*** RECORDS PROVIDED ***

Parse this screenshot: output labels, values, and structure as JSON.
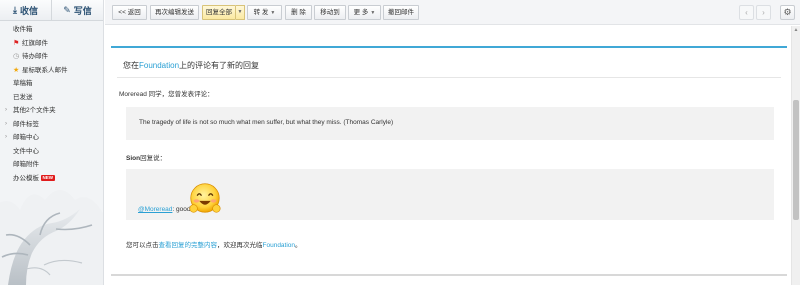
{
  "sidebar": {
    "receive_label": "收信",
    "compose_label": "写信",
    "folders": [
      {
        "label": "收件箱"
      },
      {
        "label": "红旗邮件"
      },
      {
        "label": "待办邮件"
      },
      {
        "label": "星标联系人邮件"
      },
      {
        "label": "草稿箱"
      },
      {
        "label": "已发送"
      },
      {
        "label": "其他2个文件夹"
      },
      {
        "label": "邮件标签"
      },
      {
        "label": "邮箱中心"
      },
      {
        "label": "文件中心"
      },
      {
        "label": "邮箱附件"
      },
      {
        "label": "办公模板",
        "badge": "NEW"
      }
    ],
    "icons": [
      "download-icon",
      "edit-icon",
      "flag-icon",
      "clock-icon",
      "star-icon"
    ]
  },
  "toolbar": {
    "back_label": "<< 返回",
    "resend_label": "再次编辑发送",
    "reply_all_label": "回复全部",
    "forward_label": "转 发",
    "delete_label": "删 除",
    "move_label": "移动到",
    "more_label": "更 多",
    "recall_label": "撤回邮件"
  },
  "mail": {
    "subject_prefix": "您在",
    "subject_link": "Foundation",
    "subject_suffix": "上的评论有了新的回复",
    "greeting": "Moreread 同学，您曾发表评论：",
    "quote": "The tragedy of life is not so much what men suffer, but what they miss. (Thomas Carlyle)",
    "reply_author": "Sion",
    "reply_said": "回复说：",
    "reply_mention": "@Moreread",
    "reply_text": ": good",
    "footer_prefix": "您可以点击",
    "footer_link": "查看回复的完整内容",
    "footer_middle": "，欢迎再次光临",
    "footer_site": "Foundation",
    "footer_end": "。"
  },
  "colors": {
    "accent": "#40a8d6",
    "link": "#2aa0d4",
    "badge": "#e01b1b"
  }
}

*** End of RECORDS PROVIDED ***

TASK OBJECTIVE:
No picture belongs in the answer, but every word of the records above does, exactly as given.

EXERCISE OUTPUT:
Parse this screenshot: output labels, values, and structure as JSON.
{
  "sidebar": {
    "receive_label": "收信",
    "compose_label": "写信",
    "folders": [
      {
        "label": "收件箱"
      },
      {
        "label": "红旗邮件"
      },
      {
        "label": "待办邮件"
      },
      {
        "label": "星标联系人邮件"
      },
      {
        "label": "草稿箱"
      },
      {
        "label": "已发送"
      },
      {
        "label": "其他2个文件夹"
      },
      {
        "label": "邮件标签"
      },
      {
        "label": "邮箱中心"
      },
      {
        "label": "文件中心"
      },
      {
        "label": "邮箱附件"
      },
      {
        "label": "办公模板",
        "badge": "NEW"
      }
    ],
    "icons": [
      "download-icon",
      "edit-icon",
      "flag-icon",
      "clock-icon",
      "star-icon"
    ]
  },
  "toolbar": {
    "back_label": "<< 返回",
    "resend_label": "再次编辑发送",
    "reply_all_label": "回复全部",
    "forward_label": "转 发",
    "delete_label": "删 除",
    "move_label": "移动到",
    "more_label": "更 多",
    "recall_label": "撤回邮件"
  },
  "mail": {
    "subject_prefix": "您在",
    "subject_link": "Foundation",
    "subject_suffix": "上的评论有了新的回复",
    "greeting": "Moreread 同学，您曾发表评论：",
    "quote": "The tragedy of life is not so much what men suffer, but what they miss. (Thomas Carlyle)",
    "reply_author": "Sion",
    "reply_said": "回复说：",
    "reply_mention": "@Moreread",
    "reply_text": ": good",
    "footer_prefix": "您可以点击",
    "footer_link": "查看回复的完整内容",
    "footer_middle": "，欢迎再次光临",
    "footer_site": "Foundation",
    "footer_end": "。"
  },
  "colors": {
    "accent": "#40a8d6",
    "link": "#2aa0d4",
    "badge": "#e01b1b"
  }
}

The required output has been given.